It’s a bummer of a day for potheads.
The Drug Enforcement Administration today declined again to loosen restrictions on marijuana even though pot is now legal in four states and the District of Columbia and medical use is permitted in an additional 22.
The disconnect between Washington and the states will continue to complicate matters for the growing marijuana industry, frustrate those who see weed as a tax-revenue generator, vex law enforcement officials, disappoint Americans who consider pot no more harmful than alcohol and leave libertarians shaking their heads.
A year ago, the purple haze around marijuana seemed to be clearing and legalization had more than one champion. Republican presidential candidate Senator Rand Paul, a libertarian from Kentucky, favored legalization, and on the Democratic side, the insurgent candidate Bernie Sanders made ending restrictions on marijuana possession a crowd-pleasing line for his sometimes smoky rallies.
But Paul dropped out early, and Sanders was vanquished by Hillary Clinton. However, Sanders’ supporters did manage to insert in the platform that emerged from the Democratic convention a call for a “pathway” to legalization.

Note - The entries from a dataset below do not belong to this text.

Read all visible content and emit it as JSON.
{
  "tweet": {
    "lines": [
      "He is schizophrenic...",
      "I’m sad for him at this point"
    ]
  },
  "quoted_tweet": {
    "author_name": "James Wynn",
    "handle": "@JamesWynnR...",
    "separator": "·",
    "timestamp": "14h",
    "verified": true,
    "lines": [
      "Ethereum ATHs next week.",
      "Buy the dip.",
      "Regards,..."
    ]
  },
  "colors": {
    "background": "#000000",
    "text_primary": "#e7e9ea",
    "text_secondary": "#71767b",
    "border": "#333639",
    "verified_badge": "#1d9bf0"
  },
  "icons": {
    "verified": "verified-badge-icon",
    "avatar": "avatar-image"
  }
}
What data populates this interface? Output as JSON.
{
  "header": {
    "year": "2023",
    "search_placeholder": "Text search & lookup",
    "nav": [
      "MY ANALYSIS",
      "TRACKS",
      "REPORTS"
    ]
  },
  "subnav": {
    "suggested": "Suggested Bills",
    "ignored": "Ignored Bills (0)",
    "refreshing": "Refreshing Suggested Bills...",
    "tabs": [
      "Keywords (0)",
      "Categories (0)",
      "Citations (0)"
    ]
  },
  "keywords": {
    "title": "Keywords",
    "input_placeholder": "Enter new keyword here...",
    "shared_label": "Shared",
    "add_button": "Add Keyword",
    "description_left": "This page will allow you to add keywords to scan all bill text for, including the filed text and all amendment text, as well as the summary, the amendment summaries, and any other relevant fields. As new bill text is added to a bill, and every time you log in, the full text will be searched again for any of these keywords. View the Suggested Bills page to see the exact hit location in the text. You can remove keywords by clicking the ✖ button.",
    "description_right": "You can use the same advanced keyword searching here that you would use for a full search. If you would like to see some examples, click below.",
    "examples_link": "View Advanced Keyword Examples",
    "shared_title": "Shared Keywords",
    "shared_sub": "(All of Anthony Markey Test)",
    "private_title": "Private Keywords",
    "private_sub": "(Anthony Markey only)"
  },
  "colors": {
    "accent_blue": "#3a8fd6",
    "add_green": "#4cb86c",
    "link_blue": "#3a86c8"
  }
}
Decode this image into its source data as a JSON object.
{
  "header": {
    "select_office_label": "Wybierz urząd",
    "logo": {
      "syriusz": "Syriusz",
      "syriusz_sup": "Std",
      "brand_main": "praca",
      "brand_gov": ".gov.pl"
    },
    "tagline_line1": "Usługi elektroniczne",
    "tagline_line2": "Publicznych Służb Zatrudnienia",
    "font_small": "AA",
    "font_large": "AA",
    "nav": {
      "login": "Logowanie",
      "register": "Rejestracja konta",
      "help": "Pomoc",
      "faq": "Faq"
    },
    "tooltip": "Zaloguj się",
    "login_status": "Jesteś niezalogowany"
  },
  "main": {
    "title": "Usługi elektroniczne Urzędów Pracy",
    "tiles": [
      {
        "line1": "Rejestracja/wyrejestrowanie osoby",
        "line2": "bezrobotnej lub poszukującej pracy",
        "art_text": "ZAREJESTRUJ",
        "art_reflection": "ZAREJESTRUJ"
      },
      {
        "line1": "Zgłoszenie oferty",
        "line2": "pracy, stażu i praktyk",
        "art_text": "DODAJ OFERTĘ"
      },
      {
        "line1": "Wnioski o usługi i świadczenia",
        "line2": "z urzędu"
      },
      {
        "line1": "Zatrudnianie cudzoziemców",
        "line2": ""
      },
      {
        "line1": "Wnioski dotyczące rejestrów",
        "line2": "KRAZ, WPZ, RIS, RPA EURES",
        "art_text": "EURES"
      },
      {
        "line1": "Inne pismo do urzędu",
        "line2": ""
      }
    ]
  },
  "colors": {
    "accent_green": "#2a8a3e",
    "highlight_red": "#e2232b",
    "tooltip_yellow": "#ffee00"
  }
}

That was a victory for the “Bernie bros,” but it could go nowhere even if Clinton is elected.
The former secretary of state has spoken in favor of medical marijuana but has taken a wait-and-see approach on how legalization works in states that have lifted restrictions on possession.
The Republican Party platform doesn’t sanction medical marijuana use, but Donald Trump has said he is behind it 100 percent. In the past, he has spoke about legalizing pot, though his current position seems to be that the states should decide.
The Marijuana Policy Project, an advocacy group, gives Trump a C+ grade, and inexplicably gives Clinton a B+. Inexplicable, because Trump has talked about ending what he has called a failed and costly war on drugs.
On the other hand, the cannabis website Merry Jane calls Trump the best option “if you want marijuana legalized.”
Libertarian Party nominee Gary Johnson, a former Governor of New Mexico, freely admits to smoking marijuana and backs legalization. But the latest Real Clear Politics average shows Johnson polling just 9 percent in a four-way race, with Clinton at 43.6 percent, Trump at 36.4 percent and Jill Stein of the Green Party at 3.8 percent. So Johnson’s chance of putting his feet up on the desk of the Oval Office and lighting up are slim to none.
Where would Trump really come down?
In an interview at the GOP convention, controversial political operative Roger Stone said libertarians should vote for Trump because of his “enormous skepticism about the war on drugs.”